Outside of the sculptural presence and artistic impact, this sculpture carries a very serious environmental message. We put tons of fertilizers, pesticides, herbicides on our lawns which are toxic poisons to the environment. Young children playing on the lawns have the greatest exposure and at the same time are the most vulnerable to the chemical exposure.  The chemicals applied to lawns to keep them green are then washed into our ground water and surface water often with our drinking water. In the United States, the lawn, or “turf grass,” is the single largest irrigated crop, three times larger than corn. (50)

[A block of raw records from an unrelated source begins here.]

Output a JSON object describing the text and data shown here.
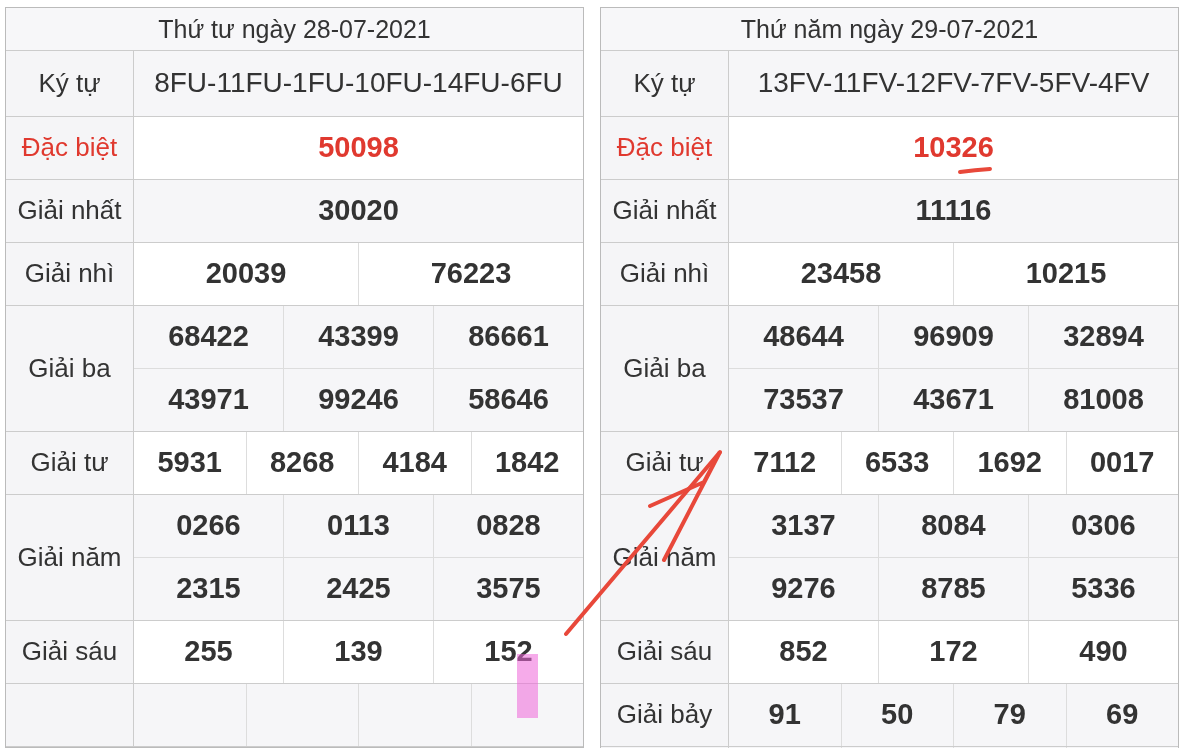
{
  "tables": [
    {
      "title": "Thứ tư ngày 28-07-2021",
      "rows": [
        {
          "label": "Ký tự",
          "kind": "code",
          "lines": [
            [
              "8FU-11FU-1FU-10FU-14FU-6FU"
            ]
          ]
        },
        {
          "label": "Đặc biệt",
          "kind": "special",
          "lines": [
            [
              "50098"
            ]
          ]
        },
        {
          "label": "Giải nhất",
          "kind": "normal",
          "lines": [
            [
              "30020"
            ]
          ]
        },
        {
          "label": "Giải nhì",
          "kind": "normal",
          "lines": [
            [
              "20039",
              "76223"
            ]
          ]
        },
        {
          "label": "Giải ba",
          "kind": "normal",
          "lines": [
            [
              "68422",
              "43399",
              "86661"
            ],
            [
              "43971",
              "99246",
              "58646"
            ]
          ]
        },
        {
          "label": "Giải tư",
          "kind": "normal",
          "lines": [
            [
              "5931",
              "8268",
              "4184",
              "1842"
            ]
          ]
        },
        {
          "label": "Giải năm",
          "kind": "normal",
          "lines": [
            [
              "0266",
              "0113",
              "0828"
            ],
            [
              "2315",
              "2425",
              "3575"
            ]
          ]
        },
        {
          "label": "Giải sáu",
          "kind": "normal",
          "lines": [
            [
              "255",
              "139",
              "152"
            ]
          ]
        }
      ]
    },
    {
      "title": "Thứ năm ngày 29-07-2021",
      "rows": [
        {
          "label": "Ký tự",
          "kind": "code",
          "lines": [
            [
              "13FV-11FV-12FV-7FV-5FV-4FV"
            ]
          ]
        },
        {
          "label": "Đặc biệt",
          "kind": "special",
          "lines": [
            [
              "10326"
            ]
          ]
        },
        {
          "label": "Giải nhất",
          "kind": "normal",
          "lines": [
            [
              "11116"
            ]
          ]
        },
        {
          "label": "Giải nhì",
          "kind": "normal",
          "lines": [
            [
              "23458",
              "10215"
            ]
          ]
        },
        {
          "label": "Giải ba",
          "kind": "normal",
          "lines": [
            [
              "48644",
              "96909",
              "32894"
            ],
            [
              "73537",
              "43671",
              "81008"
            ]
          ]
        },
        {
          "label": "Giải tư",
          "kind": "normal",
          "lines": [
            [
              "7112",
              "6533",
              "1692",
              "0017"
            ]
          ]
        },
        {
          "label": "Giải năm",
          "kind": "normal",
          "lines": [
            [
              "3137",
              "8084",
              "0306"
            ],
            [
              "9276",
              "8785",
              "5336"
            ]
          ]
        },
        {
          "label": "Giải sáu",
          "kind": "normal",
          "lines": [
            [
              "852",
              "172",
              "490"
            ]
          ]
        },
        {
          "label": "Giải bảy",
          "kind": "normal",
          "lines": [
            [
              "91",
              "50",
              "79",
              "69"
            ]
          ]
        }
      ]
    }
  ],
  "annotations": [
    {
      "kind": "arrow"
    },
    {
      "kind": "underline"
    },
    {
      "kind": "highlight"
    }
  ]
}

“Lawns are basically biodiversity wastelands,” said Collin O’Mara, president and chief executive of the National Wildlife Foundation. “We typically put a lot of chemicals on them, kill everything that isn’t Bermuda grass or Kentucky bluegrass, which contaminates the soil and leads to it running off into our waterways." ***

Add the pollution involved in lawn mowers and you have a huge environmental impact.

Recent issues in the news "touch on divisive issues like homeowner rights, property values, sustainability, food integrity and the aesthetics of the traditional American lawn."* The city of "Los Angeles is trying a new strategy to cope with potential water shortages" by "re-landscaping people's lawns, at a cost to the city of about $500 each, with no charge to the homeowner."** 

Freakonomics recently covered the environmental impact of lawns in dollars and cents with the audio: "How Stupid Is Our Obsession With Lawns?"


*The Battlefront in the Front Yard, The New York Times. Steven Kurutz, December 19, 2012.
** Losing the Lawn - With City's Help: Los Angeles Offers to Dig Up Grass and Install 'Rain Garden' in Push to Save Water, The Wall Street Journal, Hannah Karp, December 3, 2012.
***Governments could take decades to save species. Here’s what you can do now.

grass \gras'\sculpture series:

  1. Square yard of grass 1998

  2. Increasing quantity, diminishing value 1999

  3. A Yard of Grass 1989

  4. grass\gras' (This installation is 9' x 9' feet. It ships easily in 18 boxes and installs in about two hours.)

  5. A Yard of Grass II 2018

This series of grass \gras'\ sculptures highlight the grass lawn as an ultimate consumer icon of American culture. Each blade of grass is cut from post consumer recycled tin cans. Only a society as rich as we are thinks we can buy happiness and a great lawn and an even greater cost to our environment.

As the west suffers with an historic drought, the impact of using our drinking water to water lawns and the urban landscape has come under further scrutiny.

The lawn was originally introduced by Thomas Jefferson but has become an standard of the domestic landscape all over North America. This is an unrealistic standard incompatible with the Mediterranean climate of California, or the arid lands of Arizona, New Mexico or Texas, just as a few examples where lawns are still considered a suburban landscaping feature. 

This Grass sculpture and video address the environmental impact of lawns and wasting of water, a valuable resource. This standard is not sustainable even without a drought as urban populations increase and farming demands an even greater supply of water.

Sculptures and installation from recycled materials with an environmental message are available for purchase or exhibition. 

Click on any image to see larger images, description and price.


A Yard of Grass II

A Yard of Grass 36"" blades of grass from post consumer tin cans.
Harriete Estel Berman working on A Yard of GrassII

Harriete Estel Berman assembling A Yard of Grass II (summer 2018.)  This sculpture was in the exhibition TERRA inFIRMA at the DR. BERNARD HELLER Musuem.

A Yard of Grass cut from recycled tin cans as a commentary about the impact of the grass lawn on the environment.


Grass postcard is available for purchase. This is a three fold postcard format. 

   10 cards for $25.00 plus $5.00 shipping.
   Dimension of card: 4.25"height x 18" long, or cut into 3 individual 4" x 6" postcards. 

Grass postcard close-up image of blades of grass cut from tin cans.

Work in progress

grass sculpture in progress about grass lawns

This grass sculpture still isn't finished. It is a work in progress. I've been working on it on and off for years. It is about the symbolism of the grass lawn as domestic bliss and iconic suburban living.